"We are now taking another look to see if there is any more we can do, in some cases to see if advances in forensic techniques can help, and to appeal to the public to see if anyone recognises them."
"Some of these people may have had an itinerant lifestyle but it is likely that there are still relatives or friends who may recognise them and thought they had simply moved away."
It is the first of a number of reviews being conducted by the NPIA in an attempt to identify hundreds of unidentified bodies in police files across the country.
Their next initiative will work with police officers in Kent, Sussex and Hampshire - where many of the unidentified bodies were found at sea.
There are 44,000 people listed on the UK's Missing Persons' Bureau database.
The NPIA, which was told last month it was being scrapped by the government as part of its savings programme, maintains a database of unidentified bodies.
It is also providing funding and operational support so forces can conduct cold case reviews to identify these mystery people.
End Quote Artist Sharon McDonagh
What I try to do is to recreate what the person would have looked like alive, to breathe life back into them, if you like”
Chief Constable Peter Neyroud, the NPIA's chief executive, said: "The NPIA is the centre of expertise for the police service in cases of missing people.
"There are around 1,000 cases of unidentified bodies across the country, dating back more than 50 years.
"We are trying to create stories with endings for families who may still be grieving.
"It is extraordinary how many people know someone who has gone missing.
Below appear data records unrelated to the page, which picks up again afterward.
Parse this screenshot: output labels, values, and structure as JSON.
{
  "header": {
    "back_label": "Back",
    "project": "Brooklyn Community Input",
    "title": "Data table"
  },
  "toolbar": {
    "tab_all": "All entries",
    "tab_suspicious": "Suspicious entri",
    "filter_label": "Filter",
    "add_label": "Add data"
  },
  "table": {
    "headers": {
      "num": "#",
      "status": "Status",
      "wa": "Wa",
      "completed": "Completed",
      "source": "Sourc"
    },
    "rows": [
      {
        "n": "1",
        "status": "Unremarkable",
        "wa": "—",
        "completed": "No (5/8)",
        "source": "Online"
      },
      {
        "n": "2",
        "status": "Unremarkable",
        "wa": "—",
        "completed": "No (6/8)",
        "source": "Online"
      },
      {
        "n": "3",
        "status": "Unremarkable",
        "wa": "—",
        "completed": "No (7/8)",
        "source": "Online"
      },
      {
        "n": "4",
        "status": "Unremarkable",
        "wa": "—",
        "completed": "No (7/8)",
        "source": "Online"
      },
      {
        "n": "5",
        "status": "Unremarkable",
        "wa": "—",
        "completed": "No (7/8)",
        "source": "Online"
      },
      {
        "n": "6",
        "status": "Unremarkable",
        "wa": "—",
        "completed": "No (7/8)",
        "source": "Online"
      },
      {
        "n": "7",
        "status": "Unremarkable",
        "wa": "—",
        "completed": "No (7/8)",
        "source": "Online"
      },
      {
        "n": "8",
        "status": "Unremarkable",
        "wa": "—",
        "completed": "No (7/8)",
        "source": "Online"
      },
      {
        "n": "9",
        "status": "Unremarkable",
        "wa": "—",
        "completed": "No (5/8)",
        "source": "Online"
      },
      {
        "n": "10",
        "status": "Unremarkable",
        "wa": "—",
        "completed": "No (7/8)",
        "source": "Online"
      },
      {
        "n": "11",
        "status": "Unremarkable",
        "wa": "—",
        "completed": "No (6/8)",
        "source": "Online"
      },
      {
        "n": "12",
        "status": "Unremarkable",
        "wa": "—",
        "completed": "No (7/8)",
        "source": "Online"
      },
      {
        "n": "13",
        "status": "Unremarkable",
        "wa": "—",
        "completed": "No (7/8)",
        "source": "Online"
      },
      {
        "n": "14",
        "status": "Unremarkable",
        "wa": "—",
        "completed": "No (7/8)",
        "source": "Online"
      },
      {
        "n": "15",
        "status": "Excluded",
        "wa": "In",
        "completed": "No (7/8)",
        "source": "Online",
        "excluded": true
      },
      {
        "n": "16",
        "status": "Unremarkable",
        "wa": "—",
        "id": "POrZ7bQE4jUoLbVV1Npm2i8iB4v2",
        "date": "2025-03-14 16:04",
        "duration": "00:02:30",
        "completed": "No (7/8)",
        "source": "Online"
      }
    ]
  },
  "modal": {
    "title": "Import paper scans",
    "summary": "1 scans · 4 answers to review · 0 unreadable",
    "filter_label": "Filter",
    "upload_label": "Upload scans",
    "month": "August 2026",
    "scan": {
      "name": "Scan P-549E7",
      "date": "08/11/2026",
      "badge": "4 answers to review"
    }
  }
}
Most of them return but many do not and these stories have no endings."
'Feel for person'
Police believe some of the 1,000 cases may turn out to have been murders, while others will inevitably be foreigners.
One missing person, identified earlier this year, was Ian Allison - a missing person who was last seen in 1994, when he was believed to have been hitchhiking from Torquay to Glasgow.
A body was found in Cumbria in 1995 but it was not identified as Mr Allison until earlier this year.
On Wednesday his mother, Mary Allison, from Glasgow, went to Cumbria to pick out a headstone for his grave.
Another recently identified body was that of Lesley Ann Pickavance, from Bedford, who died after being hit by several cars on the M25 in Hertfordshire in July 1990.
Facial imaging specialist Sharon McDonagh, from Leeds, is one of a handful of accredited police artists.
She said: "What I try to do is to recreate what the person would have looked like alive, to breathe life back into them, if you like."
It was grim work. Her only source material was a mortuary photograph.
She said: "Although I only have a picture of a face to work from, I use all the information about that person.
"If you know they are of slim build for instance that will affect the way you draw their face; if you know something about their background, you can get a feel for the person."